§ **What is needed**: The entries follow. Copy every line in which "title" appears.

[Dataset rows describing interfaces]
+++

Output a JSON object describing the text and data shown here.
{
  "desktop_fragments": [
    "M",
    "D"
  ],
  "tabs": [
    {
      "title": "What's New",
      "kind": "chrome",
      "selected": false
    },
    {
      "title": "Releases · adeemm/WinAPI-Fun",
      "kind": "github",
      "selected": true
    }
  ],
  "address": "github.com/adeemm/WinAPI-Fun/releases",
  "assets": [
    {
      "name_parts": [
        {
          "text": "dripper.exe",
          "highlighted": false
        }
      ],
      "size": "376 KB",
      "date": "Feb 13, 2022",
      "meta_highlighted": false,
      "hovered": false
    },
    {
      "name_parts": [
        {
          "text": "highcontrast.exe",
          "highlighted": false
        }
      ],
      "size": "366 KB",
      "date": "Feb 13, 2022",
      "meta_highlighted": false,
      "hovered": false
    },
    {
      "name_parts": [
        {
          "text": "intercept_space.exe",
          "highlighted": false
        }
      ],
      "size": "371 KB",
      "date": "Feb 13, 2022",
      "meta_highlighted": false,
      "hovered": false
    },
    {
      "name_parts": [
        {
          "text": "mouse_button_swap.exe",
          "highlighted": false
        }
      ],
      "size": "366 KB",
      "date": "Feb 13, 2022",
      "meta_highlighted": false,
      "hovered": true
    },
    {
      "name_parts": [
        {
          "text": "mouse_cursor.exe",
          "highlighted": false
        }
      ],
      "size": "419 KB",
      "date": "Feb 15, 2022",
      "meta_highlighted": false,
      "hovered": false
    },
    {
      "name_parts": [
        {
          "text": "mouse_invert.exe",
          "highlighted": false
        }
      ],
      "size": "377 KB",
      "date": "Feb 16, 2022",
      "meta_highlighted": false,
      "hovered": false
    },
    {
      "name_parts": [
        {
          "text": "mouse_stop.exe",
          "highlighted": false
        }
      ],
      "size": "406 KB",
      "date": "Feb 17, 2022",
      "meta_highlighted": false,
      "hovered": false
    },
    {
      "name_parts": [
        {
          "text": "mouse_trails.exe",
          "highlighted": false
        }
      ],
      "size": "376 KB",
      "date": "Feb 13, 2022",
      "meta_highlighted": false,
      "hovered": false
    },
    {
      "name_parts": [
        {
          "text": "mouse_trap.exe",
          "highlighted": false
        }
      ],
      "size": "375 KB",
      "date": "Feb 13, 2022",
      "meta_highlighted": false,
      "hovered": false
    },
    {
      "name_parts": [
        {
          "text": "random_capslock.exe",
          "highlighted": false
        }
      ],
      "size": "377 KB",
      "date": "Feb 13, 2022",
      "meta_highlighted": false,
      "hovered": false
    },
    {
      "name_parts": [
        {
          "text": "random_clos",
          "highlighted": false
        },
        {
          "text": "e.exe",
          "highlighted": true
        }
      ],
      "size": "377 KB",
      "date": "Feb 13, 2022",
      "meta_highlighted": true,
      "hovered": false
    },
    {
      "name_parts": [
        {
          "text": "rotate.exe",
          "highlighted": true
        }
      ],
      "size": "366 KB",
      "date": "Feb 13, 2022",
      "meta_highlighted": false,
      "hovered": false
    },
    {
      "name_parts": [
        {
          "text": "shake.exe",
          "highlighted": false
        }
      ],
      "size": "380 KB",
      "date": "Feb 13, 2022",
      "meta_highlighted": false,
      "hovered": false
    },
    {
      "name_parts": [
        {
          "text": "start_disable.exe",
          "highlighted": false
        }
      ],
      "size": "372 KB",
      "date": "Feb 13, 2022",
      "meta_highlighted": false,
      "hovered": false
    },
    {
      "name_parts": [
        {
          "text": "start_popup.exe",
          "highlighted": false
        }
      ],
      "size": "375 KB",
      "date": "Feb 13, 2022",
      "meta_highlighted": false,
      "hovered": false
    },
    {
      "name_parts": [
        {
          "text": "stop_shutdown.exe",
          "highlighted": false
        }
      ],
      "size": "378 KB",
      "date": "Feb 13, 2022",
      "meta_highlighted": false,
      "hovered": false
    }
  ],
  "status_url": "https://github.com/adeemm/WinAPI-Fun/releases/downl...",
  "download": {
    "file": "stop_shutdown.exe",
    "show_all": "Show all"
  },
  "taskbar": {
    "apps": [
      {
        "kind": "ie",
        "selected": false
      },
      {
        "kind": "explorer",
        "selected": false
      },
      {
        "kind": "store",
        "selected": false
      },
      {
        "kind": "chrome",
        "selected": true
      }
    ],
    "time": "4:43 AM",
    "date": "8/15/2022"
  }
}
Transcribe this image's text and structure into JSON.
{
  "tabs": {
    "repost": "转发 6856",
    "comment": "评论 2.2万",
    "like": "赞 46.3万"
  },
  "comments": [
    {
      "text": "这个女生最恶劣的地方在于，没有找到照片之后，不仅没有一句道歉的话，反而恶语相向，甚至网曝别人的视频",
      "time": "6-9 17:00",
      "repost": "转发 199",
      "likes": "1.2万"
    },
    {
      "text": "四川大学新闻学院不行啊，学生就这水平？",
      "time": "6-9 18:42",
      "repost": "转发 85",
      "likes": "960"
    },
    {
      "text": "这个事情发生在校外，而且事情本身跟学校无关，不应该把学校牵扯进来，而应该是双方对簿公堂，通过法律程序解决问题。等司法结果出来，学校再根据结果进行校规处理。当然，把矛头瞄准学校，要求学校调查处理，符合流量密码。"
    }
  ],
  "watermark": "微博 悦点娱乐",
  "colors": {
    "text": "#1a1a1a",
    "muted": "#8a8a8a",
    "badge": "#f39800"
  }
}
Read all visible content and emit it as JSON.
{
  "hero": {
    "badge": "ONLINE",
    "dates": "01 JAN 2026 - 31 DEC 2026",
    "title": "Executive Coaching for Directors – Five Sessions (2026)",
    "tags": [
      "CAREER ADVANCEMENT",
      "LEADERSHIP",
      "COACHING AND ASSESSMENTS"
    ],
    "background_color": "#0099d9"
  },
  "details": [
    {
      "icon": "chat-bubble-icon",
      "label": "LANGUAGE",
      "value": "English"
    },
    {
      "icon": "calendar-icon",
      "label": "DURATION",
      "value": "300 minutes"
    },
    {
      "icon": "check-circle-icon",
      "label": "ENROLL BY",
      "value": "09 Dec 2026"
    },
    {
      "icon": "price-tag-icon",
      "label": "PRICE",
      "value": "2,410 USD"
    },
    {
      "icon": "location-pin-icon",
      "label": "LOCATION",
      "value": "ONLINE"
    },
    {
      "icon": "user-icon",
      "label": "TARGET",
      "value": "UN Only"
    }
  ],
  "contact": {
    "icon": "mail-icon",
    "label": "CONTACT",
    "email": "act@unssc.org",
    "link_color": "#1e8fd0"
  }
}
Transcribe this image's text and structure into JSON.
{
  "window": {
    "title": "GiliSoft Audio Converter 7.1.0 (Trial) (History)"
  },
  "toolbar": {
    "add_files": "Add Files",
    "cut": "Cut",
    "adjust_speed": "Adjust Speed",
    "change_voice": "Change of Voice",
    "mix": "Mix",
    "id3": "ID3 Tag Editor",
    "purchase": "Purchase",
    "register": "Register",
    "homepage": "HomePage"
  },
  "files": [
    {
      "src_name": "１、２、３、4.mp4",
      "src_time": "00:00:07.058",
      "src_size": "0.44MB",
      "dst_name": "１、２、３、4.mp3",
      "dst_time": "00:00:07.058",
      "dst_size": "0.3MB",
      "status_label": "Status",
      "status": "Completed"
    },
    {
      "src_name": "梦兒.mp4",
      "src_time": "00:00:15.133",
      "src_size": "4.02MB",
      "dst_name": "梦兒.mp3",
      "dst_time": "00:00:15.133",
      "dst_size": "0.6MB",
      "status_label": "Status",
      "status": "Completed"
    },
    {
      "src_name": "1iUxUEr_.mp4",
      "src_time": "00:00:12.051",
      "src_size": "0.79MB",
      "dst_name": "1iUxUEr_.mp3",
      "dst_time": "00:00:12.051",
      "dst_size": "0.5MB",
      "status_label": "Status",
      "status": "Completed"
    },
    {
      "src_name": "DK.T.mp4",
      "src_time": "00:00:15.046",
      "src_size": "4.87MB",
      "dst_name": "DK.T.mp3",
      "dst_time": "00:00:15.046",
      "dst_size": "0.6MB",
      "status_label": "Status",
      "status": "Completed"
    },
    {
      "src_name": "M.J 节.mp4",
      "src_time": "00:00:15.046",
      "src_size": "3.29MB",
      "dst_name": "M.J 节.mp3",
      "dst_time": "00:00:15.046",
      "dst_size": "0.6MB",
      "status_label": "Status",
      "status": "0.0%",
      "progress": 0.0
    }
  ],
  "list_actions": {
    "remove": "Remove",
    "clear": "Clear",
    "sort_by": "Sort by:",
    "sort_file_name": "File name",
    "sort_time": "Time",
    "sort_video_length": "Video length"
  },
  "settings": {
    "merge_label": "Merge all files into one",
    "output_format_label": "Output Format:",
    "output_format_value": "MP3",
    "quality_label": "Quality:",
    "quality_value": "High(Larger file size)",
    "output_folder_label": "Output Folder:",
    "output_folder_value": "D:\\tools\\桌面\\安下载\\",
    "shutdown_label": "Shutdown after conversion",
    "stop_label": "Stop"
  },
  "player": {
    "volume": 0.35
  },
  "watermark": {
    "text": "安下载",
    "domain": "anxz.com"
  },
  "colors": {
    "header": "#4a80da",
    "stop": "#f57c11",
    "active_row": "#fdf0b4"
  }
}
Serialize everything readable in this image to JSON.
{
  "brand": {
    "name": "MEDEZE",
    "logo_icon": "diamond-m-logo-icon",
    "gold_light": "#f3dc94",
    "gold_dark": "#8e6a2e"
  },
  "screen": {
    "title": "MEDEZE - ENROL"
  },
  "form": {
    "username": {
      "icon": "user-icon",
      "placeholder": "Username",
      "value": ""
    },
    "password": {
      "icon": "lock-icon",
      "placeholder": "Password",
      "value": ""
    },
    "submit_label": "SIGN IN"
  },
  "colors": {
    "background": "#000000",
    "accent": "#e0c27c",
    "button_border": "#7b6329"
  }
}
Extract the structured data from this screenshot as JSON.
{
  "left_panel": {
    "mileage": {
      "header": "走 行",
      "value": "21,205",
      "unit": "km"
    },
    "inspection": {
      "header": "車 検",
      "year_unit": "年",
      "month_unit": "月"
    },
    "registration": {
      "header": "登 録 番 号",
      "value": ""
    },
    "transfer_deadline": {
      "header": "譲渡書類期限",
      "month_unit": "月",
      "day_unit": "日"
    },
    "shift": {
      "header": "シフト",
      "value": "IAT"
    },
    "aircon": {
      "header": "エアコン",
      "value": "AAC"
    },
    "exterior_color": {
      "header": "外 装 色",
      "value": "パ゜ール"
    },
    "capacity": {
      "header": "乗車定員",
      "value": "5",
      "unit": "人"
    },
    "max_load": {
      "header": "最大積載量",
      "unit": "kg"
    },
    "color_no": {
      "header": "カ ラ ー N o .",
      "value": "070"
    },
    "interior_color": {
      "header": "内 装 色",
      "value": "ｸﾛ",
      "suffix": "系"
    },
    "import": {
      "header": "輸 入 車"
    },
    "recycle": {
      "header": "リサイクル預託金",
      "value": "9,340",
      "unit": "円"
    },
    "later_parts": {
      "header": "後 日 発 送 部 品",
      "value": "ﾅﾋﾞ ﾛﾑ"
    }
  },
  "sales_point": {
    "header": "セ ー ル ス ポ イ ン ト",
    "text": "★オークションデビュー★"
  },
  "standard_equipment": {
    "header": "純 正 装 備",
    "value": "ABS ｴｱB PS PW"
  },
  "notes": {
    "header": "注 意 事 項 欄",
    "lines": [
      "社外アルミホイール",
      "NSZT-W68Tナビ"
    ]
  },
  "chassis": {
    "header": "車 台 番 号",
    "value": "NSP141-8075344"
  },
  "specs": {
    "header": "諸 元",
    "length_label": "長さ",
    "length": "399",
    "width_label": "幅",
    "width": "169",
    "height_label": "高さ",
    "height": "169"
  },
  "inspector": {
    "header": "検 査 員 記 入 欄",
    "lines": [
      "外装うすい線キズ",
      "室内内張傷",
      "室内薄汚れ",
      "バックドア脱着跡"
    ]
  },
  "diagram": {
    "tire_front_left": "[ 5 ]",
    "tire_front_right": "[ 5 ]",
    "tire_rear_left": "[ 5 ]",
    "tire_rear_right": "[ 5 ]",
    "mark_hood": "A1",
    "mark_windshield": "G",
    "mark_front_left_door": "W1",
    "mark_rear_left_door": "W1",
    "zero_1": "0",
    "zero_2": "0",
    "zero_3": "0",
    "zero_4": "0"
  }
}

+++

§ **Response for this exercise**:
      "title": "What's New",
      "title": "Releases · adeemm/WinAPI-Fun",
    "title": "Executive Coaching for Directors – Five Sessions (2026)",
    "title": "GiliSoft Audio Converter 7.1.0 (Trial) (History)"
    "title": "MEDEZE - ENROL"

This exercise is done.